### [TASK GOAL]
The listing below has to be output exactly as given, less its pictures.

### [PROVIDED RECORDS]
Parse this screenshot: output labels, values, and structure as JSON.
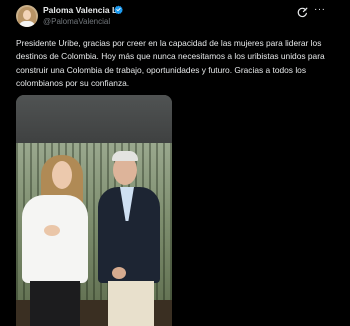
{
  "author": {
    "display_name": "Paloma Valencia L",
    "handle": "@PalomaValencial",
    "verified": true,
    "avatar_icon": "profile-photo"
  },
  "actions": {
    "grok_icon": "grok-icon",
    "more_label": "···"
  },
  "tweet": {
    "text": "Presidente Uribe, gracias por creer en la capacidad de las mujeres para liderar los destinos de Colombia. Hoy más que nunca necesitamos a los uribistas unidos para construir una Colombia de trabajo, oportunidades y futuro. Gracias a todos los colombianos por su confianza."
  },
  "colors": {
    "background": "#000000",
    "text_primary": "#e7e9ea",
    "text_secondary": "#71767b",
    "verified_blue": "#1d9bf0"
  }
}
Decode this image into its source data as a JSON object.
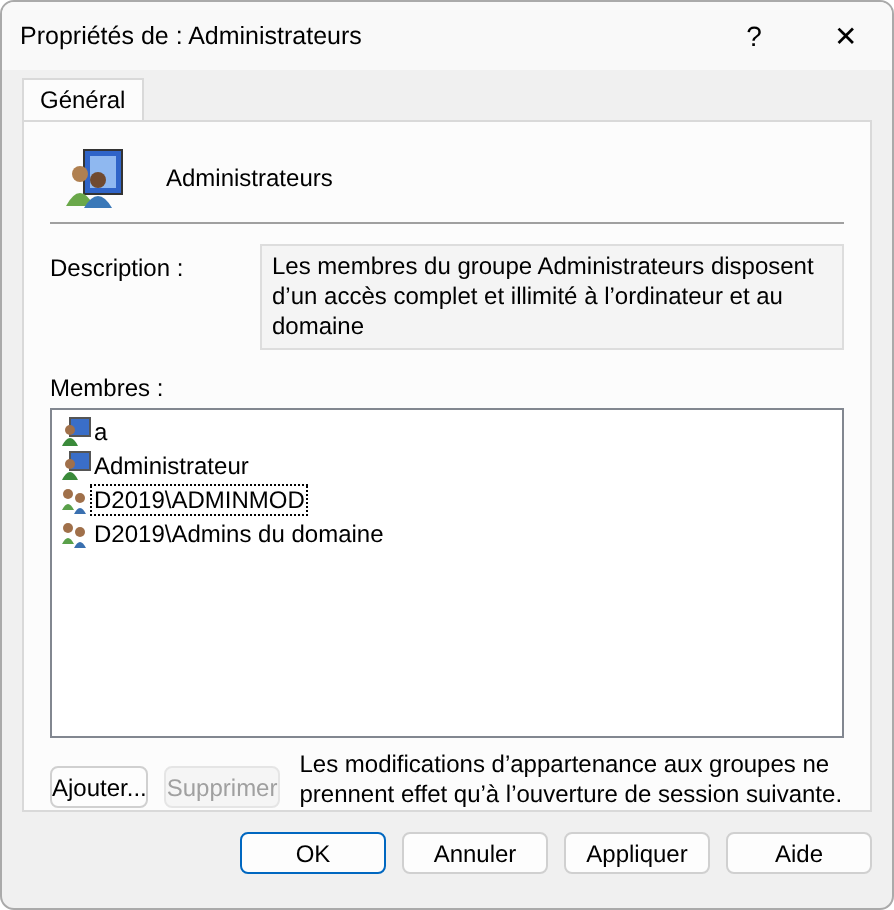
{
  "window": {
    "title": "Propriétés de : Administrateurs",
    "help": "?",
    "close": "✕"
  },
  "tabs": [
    {
      "label": "Général",
      "selected": true
    }
  ],
  "group": {
    "name": "Administrateurs"
  },
  "description": {
    "label": "Description :",
    "value": "Les membres du groupe Administrateurs disposent d’un accès complet et illimité à l’ordinateur et au domaine"
  },
  "members": {
    "label": "Membres :",
    "items": [
      {
        "name": "a",
        "kind": "user",
        "focused": false
      },
      {
        "name": "Administrateur",
        "kind": "user",
        "focused": false
      },
      {
        "name": "D2019\\ADMINMOD",
        "kind": "group",
        "focused": true
      },
      {
        "name": "D2019\\Admins du domaine",
        "kind": "group",
        "focused": false
      }
    ]
  },
  "actions": [
    {
      "label": "Ajouter...",
      "disabled": false
    },
    {
      "label": "Supprimer",
      "disabled": true
    }
  ],
  "note": "Les modifications d’appartenance aux groupes ne prennent effet qu’à l’ouverture de session suivante.",
  "buttons": [
    {
      "label": "OK",
      "default": true
    },
    {
      "label": "Annuler",
      "default": false
    },
    {
      "label": "Appliquer",
      "default": false
    },
    {
      "label": "Aide",
      "default": false
    }
  ]
}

### [WRITTEN RESPONSE]
Parse this screenshot: output labels, values, and structure as JSON.
{
  "author": {
    "display_name": "Paloma Valencia L",
    "handle": "@PalomaValencial",
    "verified": true,
    "avatar_icon": "profile-photo"
  },
  "actions": {
    "grok_icon": "grok-icon",
    "more_label": "···"
  },
  "tweet": {
    "text": "Presidente Uribe, gracias por creer en la capacidad de las mujeres para liderar los destinos de Colombia. Hoy más que nunca necesitamos a los uribistas unidos para construir una Colombia de trabajo, oportunidades y futuro. Gracias a todos los colombianos por su confianza."
  },
  "colors": {
    "background": "#000000",
    "text_primary": "#e7e9ea",
    "text_secondary": "#71767b",
    "verified_blue": "#1d9bf0"
  }
}
Decode this image into its source data as a JSON object.
{
  "window": {
    "title": "Propriétés de : Administrateurs",
    "help": "?",
    "close": "✕"
  },
  "tabs": [
    {
      "label": "Général",
      "selected": true
    }
  ],
  "group": {
    "name": "Administrateurs"
  },
  "description": {
    "label": "Description :",
    "value": "Les membres du groupe Administrateurs disposent d’un accès complet et illimité à l’ordinateur et au domaine"
  },
  "members": {
    "label": "Membres :",
    "items": [
      {
        "name": "a",
        "kind": "user",
        "focused": false
      },
      {
        "name": "Administrateur",
        "kind": "user",
        "focused": false
      },
      {
        "name": "D2019\\ADMINMOD",
        "kind": "group",
        "focused": true
      },
      {
        "name": "D2019\\Admins du domaine",
        "kind": "group",
        "focused": false
      }
    ]
  },
  "actions": [
    {
      "label": "Ajouter...",
      "disabled": false
    },
    {
      "label": "Supprimer",
      "disabled": true
    }
  ],
  "note": "Les modifications d’appartenance aux groupes ne prennent effet qu’à l’ouverture de session suivante.",
  "buttons": [
    {
      "label": "OK",
      "default": true
    },
    {
      "label": "Annuler",
      "default": false
    },
    {
      "label": "Appliquer",
      "default": false
    },
    {
      "label": "Aide",
      "default": false
    }
  ]
}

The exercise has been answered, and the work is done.